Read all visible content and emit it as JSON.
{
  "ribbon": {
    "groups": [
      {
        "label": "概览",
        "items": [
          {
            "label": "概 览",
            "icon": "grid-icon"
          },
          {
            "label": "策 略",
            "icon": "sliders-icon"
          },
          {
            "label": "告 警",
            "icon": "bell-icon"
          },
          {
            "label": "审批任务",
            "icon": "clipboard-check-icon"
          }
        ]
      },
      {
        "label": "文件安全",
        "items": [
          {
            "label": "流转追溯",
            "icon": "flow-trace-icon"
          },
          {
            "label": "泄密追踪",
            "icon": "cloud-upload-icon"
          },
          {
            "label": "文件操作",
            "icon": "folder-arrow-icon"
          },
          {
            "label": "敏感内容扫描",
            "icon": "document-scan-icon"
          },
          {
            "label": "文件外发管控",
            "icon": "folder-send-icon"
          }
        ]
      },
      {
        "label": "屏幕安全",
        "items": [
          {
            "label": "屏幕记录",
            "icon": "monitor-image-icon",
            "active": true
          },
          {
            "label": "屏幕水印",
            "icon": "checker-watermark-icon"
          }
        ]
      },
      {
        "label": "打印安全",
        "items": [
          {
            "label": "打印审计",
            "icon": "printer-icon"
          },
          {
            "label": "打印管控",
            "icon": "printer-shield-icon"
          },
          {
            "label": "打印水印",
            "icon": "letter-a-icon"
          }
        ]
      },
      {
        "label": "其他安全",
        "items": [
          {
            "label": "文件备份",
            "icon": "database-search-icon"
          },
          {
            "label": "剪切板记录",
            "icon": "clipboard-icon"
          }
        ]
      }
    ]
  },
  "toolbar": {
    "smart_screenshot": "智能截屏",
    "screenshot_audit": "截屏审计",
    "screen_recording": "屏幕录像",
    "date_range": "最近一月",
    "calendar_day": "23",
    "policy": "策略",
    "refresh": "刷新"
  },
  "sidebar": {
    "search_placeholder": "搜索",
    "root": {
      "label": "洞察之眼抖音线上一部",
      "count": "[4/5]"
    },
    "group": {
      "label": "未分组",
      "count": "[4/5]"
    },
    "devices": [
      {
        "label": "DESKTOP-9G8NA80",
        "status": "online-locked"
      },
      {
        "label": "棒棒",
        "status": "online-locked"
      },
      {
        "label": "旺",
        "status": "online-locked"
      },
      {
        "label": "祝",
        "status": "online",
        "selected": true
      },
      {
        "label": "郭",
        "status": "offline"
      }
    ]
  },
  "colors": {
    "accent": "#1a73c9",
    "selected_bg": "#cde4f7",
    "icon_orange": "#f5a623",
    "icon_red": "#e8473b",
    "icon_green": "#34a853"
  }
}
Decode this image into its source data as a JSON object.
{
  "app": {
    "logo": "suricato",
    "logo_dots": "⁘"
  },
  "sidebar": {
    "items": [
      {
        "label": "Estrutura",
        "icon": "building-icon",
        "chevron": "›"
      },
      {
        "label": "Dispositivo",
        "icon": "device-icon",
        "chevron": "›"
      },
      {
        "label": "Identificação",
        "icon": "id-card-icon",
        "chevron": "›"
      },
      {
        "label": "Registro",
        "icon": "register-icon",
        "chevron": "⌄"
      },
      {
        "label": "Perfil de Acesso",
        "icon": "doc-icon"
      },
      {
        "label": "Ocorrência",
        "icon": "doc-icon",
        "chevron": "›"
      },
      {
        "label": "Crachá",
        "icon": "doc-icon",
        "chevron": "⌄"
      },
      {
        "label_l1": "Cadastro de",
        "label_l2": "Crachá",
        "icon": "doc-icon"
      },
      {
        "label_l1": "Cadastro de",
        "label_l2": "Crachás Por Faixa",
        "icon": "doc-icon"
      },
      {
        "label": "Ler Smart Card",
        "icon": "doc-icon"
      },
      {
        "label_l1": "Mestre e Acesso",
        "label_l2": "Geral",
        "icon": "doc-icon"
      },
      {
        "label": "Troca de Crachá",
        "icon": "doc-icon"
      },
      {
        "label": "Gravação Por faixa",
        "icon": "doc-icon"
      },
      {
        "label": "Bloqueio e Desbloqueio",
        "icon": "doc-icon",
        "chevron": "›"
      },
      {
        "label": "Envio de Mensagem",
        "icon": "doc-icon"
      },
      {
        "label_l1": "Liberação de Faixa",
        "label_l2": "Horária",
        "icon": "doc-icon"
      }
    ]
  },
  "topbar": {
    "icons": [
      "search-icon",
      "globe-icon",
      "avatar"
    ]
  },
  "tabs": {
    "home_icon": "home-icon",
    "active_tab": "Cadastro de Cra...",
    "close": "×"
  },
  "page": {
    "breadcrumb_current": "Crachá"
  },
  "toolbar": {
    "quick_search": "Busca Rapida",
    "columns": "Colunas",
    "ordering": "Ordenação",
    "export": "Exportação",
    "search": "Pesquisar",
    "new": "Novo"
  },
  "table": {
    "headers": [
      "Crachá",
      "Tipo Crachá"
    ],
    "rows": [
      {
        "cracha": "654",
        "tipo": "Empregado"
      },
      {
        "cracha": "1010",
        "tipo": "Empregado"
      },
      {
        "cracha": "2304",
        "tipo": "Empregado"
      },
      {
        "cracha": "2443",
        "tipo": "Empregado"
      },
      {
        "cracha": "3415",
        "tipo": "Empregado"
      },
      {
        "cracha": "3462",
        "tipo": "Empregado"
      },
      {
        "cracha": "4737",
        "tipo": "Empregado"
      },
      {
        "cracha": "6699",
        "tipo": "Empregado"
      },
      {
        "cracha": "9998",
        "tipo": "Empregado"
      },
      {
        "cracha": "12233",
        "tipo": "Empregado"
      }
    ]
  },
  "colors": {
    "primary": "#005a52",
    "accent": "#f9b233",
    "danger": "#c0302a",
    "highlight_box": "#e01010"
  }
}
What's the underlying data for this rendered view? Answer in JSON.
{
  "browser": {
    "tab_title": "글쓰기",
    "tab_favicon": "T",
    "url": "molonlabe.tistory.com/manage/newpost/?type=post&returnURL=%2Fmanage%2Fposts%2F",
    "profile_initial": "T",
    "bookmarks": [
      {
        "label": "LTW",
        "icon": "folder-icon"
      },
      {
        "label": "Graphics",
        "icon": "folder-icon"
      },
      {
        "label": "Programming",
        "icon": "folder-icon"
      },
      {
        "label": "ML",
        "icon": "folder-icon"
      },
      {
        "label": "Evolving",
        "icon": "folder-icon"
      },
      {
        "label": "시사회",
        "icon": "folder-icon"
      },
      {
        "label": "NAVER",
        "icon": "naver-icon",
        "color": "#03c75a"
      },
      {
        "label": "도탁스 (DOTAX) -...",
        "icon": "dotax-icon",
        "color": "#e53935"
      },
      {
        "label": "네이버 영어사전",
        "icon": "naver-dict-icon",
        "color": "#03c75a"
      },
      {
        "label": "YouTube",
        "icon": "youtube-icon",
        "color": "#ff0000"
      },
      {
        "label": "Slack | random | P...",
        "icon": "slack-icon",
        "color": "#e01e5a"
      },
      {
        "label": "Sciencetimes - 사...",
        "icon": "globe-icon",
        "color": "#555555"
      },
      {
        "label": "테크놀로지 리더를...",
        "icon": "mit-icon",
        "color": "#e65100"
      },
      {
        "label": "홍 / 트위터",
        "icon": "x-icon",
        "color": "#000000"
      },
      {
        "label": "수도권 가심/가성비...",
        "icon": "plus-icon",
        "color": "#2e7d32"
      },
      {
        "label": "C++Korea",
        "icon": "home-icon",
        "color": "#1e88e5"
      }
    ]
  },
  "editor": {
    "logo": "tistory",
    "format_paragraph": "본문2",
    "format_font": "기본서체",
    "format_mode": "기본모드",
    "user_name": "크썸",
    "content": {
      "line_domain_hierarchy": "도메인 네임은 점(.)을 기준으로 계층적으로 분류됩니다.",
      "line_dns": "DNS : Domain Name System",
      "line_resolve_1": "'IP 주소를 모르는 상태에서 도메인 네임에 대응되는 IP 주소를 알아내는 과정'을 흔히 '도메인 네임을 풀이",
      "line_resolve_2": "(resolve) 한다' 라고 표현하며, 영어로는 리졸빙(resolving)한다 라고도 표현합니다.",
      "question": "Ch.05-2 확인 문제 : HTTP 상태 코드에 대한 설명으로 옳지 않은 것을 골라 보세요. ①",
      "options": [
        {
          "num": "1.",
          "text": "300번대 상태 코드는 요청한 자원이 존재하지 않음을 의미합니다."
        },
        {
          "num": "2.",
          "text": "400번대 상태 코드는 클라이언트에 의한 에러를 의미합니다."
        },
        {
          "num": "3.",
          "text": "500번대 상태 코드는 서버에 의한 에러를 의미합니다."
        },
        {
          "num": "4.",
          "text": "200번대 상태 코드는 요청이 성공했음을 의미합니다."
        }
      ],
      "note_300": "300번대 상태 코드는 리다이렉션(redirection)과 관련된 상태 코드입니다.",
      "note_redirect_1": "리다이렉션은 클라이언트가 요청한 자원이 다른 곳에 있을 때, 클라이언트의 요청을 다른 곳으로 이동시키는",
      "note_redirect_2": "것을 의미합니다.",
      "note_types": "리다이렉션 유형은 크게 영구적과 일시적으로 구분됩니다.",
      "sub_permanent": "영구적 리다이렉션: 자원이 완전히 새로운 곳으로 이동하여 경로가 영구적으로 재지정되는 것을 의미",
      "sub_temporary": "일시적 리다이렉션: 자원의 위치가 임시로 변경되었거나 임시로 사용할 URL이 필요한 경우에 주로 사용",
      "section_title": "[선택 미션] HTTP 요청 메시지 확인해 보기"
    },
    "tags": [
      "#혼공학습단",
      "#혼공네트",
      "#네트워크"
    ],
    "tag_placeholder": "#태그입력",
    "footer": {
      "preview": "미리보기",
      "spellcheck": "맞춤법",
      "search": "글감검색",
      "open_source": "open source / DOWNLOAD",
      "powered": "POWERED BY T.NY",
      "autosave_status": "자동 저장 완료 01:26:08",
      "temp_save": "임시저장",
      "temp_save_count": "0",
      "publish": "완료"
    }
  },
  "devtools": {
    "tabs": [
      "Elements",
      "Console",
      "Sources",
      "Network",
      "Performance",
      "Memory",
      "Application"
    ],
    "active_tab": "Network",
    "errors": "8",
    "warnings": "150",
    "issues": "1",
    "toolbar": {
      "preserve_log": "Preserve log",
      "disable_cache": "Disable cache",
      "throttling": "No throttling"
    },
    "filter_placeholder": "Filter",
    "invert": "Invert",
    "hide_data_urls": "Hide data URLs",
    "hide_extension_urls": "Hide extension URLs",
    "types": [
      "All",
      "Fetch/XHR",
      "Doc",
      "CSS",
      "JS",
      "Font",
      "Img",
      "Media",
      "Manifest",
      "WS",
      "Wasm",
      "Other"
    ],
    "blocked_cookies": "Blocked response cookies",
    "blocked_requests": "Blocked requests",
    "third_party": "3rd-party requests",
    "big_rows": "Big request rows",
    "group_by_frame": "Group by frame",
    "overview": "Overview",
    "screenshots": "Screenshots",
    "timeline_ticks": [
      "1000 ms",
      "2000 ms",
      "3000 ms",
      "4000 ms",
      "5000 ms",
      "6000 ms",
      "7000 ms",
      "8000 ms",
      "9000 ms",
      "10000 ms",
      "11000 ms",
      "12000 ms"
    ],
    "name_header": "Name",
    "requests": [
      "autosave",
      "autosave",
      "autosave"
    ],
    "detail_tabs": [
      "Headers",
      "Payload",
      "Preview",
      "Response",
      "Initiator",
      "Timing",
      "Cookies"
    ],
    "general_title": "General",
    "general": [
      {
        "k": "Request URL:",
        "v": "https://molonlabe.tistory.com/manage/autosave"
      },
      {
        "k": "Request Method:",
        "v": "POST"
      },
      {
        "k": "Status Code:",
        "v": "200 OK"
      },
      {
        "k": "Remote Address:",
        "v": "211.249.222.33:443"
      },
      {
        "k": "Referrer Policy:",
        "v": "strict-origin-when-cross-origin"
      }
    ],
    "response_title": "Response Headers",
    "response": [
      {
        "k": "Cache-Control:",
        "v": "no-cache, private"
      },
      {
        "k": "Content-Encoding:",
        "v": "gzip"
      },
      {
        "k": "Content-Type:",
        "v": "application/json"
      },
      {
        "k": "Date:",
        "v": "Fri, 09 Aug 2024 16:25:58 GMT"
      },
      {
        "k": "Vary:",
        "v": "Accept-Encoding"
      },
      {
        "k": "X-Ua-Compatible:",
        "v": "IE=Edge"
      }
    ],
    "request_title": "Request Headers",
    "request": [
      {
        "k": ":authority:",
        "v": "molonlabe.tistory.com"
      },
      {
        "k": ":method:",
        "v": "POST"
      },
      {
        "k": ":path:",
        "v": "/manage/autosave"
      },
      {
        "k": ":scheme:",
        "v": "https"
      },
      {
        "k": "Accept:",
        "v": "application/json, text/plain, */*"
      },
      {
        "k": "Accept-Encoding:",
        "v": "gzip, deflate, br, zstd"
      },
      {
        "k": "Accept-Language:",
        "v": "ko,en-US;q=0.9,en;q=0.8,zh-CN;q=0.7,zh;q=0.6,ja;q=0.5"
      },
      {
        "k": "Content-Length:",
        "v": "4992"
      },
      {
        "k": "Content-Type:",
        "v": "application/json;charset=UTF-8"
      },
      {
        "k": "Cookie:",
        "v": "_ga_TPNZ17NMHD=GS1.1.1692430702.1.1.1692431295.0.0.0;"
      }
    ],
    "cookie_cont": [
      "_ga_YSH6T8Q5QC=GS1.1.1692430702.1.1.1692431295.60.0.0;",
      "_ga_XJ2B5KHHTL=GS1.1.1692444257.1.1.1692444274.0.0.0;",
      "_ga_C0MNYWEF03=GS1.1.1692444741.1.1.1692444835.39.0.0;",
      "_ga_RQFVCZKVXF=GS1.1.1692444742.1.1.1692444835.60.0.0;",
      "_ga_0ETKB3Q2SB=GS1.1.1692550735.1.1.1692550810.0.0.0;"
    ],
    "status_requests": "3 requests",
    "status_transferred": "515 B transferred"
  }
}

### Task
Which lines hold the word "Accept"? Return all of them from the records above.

### Result
        "v": "Accept-Encoding"
        "k": "Accept:",
        "k": "Accept-Encoding:",
        "k": "Accept-Language:",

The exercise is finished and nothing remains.